We are studying alternative splicing in mammalian systems. A primary goal is to uncover the mechanisms involved in regulation of HIV-1 mRNA splicing. In particular, how cellular splicing factors interact with the RNA and direct the spliceosome to the right splice sites. Another aspect is to clarify the role of the HIV-1 proteins Rev and Tat in HIV splicing. We have observed that the recognition event of the viral 5’splice sites by the U1 snRNP plays an important role in transcriptional regulation and we are in the process of characterising the functional mechanism behind this observation.

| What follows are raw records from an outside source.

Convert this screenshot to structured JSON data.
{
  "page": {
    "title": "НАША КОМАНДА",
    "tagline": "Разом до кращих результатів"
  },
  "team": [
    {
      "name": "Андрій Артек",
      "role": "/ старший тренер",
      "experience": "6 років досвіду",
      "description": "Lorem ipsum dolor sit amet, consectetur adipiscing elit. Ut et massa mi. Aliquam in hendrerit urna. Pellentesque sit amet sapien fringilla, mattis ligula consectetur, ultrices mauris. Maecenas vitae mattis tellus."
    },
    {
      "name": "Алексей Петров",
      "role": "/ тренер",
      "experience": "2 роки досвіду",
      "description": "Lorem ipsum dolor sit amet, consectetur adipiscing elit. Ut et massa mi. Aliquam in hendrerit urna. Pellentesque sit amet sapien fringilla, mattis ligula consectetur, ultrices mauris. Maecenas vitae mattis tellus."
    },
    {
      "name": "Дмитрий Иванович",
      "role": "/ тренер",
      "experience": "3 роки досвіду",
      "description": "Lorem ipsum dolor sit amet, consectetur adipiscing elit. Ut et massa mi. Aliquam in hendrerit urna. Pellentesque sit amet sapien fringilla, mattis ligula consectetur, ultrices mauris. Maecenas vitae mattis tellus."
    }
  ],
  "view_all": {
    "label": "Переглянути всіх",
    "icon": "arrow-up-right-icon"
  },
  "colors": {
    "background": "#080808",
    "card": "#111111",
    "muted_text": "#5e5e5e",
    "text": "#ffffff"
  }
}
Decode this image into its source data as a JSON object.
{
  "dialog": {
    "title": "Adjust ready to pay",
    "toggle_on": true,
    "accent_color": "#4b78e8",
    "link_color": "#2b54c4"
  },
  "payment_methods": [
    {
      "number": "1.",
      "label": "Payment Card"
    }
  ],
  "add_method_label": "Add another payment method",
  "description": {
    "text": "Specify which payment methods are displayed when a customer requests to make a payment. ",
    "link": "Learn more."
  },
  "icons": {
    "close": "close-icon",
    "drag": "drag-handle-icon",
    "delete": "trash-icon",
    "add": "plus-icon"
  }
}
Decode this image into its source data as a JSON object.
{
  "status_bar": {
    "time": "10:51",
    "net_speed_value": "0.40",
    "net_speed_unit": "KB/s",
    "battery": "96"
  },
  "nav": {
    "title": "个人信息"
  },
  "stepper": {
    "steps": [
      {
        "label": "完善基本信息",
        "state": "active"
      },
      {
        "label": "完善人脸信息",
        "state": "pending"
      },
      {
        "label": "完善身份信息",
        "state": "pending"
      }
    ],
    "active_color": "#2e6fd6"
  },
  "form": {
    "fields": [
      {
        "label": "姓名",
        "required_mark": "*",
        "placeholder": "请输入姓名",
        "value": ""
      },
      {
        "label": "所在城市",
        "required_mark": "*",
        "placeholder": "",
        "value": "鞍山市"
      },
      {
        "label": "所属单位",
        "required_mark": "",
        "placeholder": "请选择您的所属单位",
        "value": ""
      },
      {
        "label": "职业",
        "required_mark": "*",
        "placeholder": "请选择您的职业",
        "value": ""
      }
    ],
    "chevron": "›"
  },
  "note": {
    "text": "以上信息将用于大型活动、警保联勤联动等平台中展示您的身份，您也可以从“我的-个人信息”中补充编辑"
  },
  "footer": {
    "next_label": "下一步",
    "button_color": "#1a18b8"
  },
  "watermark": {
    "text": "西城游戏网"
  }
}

We are also studying the mechanism for exon skipping in mutated versions of the medium chain acyl-CoA dehydrogenase (MCAD) gene, which leads to deficiency of the MCAD enzyme. We can restore the skipping phenotype by expressing small trans-activating RNAs” (STARs), that contains artificial splicing enhancers. We are currently optimising the design of STARs and hope to progress to mouse models soon, where we recently have established an efficient particulate delivery systems for small RNAs.
Key lab techniques: in vitro and in vivo RNA processing assays, chemical and enzymatic modification of RNA, single molecule fluorescence microscopy, live cell imaging, RNAi, oligonucleotide delivery in vitro and in vivo (mouse models), flip-in system, small angle X-ray scattering, atomic force microscopy, protein expression.
Key lab reagents: HIV clones for in vitro and in vivo expression, siRNA against key RNA degradation factors.
Lab contact: Suzette Sørensen: firstname.lastname@example.org
Lab website: www.rna.dk/jk/index.htm